Long Sickness absence differences between natives and immigrant workers: The role of differences in self-reported health

Author(s)

Publication date

2013-05-05

Series/Report no

Journal of International Migration and Integration;

Publisher

Springer

Document type

Abstract

The limited empirical evidence on sickness absence among immigrants indicates that non-Western immigrants have a higher incidence of sickness-related absence than natives. The purpose of this article is to examine whether health is a contributing factor to the immigrant-native sickness absence gap. The present article makes use of two data sources: register data (FD-trygd) with labour market and longterm sickness absence information linked to a cross-section questionnaire survey on health: The Oslo Health Study, which was conducted in 2000–2001 (N=14,114). The findings in this article show that non-Western immigrants have a higher incidence of long-term sickness absence than natives. For both women and men, the differences in long-term sickness absence between non-Western immigrants and natives can be explained by poorer self-reported health among immigrants

Keywords

Version

Postprint version of published article. Original available at www.springerlink.com
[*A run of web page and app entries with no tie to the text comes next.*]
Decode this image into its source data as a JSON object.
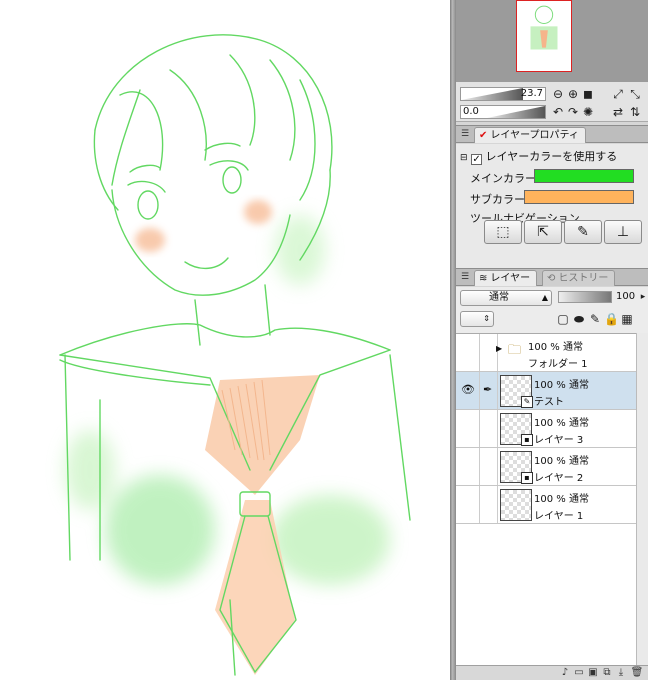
{
  "navigator": {
    "zoom_value": "23.7",
    "rotation_value": "0.0",
    "zoom_out_icon": "zoom-out-icon",
    "zoom_in_icon": "zoom-in-icon"
  },
  "layer_property": {
    "tab_label": "レイヤープロパティ",
    "use_layer_color_label": "レイヤーカラーを使用する",
    "use_layer_color_checked": true,
    "main_color_label": "メインカラー",
    "main_color": "#22dd22",
    "sub_color_label": "サブカラー",
    "sub_color": "#ffb35c",
    "tool_nav_label": "ツールナビゲーション"
  },
  "tabs": {
    "layer": "レイヤー",
    "history": "ヒストリー"
  },
  "layer_controls": {
    "blend_mode": "通常",
    "opacity": "100"
  },
  "layers": [
    {
      "line1": "100 % 通常",
      "line2": "フォルダー 1",
      "type": "folder",
      "selected": false,
      "visible": false
    },
    {
      "line1": "100 % 通常",
      "line2": "テスト",
      "type": "raster",
      "selected": true,
      "visible": true
    },
    {
      "line1": "100 % 通常",
      "line2": "レイヤー 3",
      "type": "raster",
      "selected": false,
      "visible": false
    },
    {
      "line1": "100 % 通常",
      "line2": "レイヤー 2",
      "type": "raster",
      "selected": false,
      "visible": false
    },
    {
      "line1": "100 % 通常",
      "line2": "レイヤー 1",
      "type": "raster",
      "selected": false,
      "visible": false
    }
  ],
  "colors": {
    "line_art": "#5fd95f",
    "blush": "#f6b48a"
  }
}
Permanent URL (for citation purposes)

  • http://hdl.handle.net/10642/1835